POLITICS

Quebec premier distances himself from ex-colleague accused of fraud

04/15/2015 02:09 EDT | Updated 06/25/2015 06:59 EDT
QUEBEC - Quebec Premier Philippe Couillard said Wednesday his critics are trying to destroy his character in order to distract people from what he called the recent successes of his government.

He called a news conference Wednesday to address "false allegations" and "accusations of guilt by association" by the opposition regarding two separate incidents.

A Montreal newspaper reported that a former colleague of his has been accused of financial fraud.

Couillard denied he has anything to do with the fraud allegations against Hans Peter Black, an ex-colleague on the board of directors of a medical research company called Amorfix Life Sciences.

Couillard was president of the company's board of directors between 2010 and 2012, a period in which he was out of politics.

Le Journal de Montreal said Black is accused in New Hampshire of defrauding people who put money in his company called Interinvest Global Asset Management, which also invested in Amorfix.

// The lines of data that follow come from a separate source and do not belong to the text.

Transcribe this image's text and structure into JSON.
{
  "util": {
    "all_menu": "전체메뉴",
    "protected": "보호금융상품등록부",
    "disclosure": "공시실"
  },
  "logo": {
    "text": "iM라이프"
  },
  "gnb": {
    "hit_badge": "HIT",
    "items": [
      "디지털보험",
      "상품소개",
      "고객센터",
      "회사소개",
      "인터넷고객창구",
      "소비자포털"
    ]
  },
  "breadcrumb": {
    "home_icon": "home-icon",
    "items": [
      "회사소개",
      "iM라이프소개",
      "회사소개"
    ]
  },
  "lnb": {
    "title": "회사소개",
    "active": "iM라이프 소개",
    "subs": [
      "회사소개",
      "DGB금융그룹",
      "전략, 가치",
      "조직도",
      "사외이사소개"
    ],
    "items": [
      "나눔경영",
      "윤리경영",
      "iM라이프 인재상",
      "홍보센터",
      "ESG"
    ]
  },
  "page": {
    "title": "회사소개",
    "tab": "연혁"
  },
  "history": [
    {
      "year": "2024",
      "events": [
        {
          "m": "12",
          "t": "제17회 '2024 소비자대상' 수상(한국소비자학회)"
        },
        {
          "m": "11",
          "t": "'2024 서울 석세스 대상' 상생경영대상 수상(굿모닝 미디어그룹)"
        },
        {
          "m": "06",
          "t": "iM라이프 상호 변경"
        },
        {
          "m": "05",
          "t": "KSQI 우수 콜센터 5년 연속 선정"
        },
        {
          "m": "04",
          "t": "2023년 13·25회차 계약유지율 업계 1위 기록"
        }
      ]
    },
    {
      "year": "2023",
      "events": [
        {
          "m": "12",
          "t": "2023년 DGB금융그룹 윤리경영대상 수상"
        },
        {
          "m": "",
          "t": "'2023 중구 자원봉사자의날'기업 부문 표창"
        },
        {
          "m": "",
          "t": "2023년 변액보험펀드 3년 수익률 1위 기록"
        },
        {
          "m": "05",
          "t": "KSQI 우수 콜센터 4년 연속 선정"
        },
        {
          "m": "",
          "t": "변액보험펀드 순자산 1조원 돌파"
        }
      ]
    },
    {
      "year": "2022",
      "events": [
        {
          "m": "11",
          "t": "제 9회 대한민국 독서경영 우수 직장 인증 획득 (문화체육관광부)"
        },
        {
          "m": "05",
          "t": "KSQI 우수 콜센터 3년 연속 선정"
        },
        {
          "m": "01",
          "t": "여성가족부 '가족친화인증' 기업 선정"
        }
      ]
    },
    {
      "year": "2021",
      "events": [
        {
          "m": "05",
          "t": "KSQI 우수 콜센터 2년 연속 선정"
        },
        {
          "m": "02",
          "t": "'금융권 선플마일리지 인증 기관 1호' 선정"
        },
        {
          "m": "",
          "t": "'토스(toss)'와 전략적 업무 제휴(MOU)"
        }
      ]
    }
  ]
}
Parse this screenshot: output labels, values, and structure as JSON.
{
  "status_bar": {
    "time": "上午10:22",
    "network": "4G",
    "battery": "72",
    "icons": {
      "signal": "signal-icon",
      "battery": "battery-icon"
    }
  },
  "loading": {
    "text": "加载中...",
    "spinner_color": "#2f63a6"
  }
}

"What Mr. Black is being accused of is tied to his investment company," he said. "It has absolutely nothing to do with me or with Amorfix and I want to repeat that clearly."

The newspaper also revealed Wednesday that Quebec's securities regulator had investigated and fined Interinvest in 2012.

Couillard said the board at the time didn't know the securities regulator was looking into Black.

The interim head of the Parti Quebecois, Stephane Bedard, said Couillard — as head of Amorfix's board — had the responsibility to ensure the integrity of board members.

Couillard also criticized the PQ for suggesting on Tuesday, while he was busy hosting a summit of provincial leaders in Quebec City, that he played a role in the awarding of a $100-million government loan to a company he used to work for.

The premier was on the board of mining company Canadian Royalties for a few months in 2009. It recently received the $100-million loan from the provincial government's investment arm.

"I have had absolutely no contact with the company since 2009 and have no financial interest in it, that's for sure," he said. "At no moment did I intervene on behalf of that company."

Couillard suggested his political opponents are trying to sully his character because the government is doing well.

"The economy is getting back on track, the budget is balanced, you've seen the success we've had with climate change issues, with investment projects in Quebec's northern territory," he said.

"You can expect there will be an effort to demolish all that."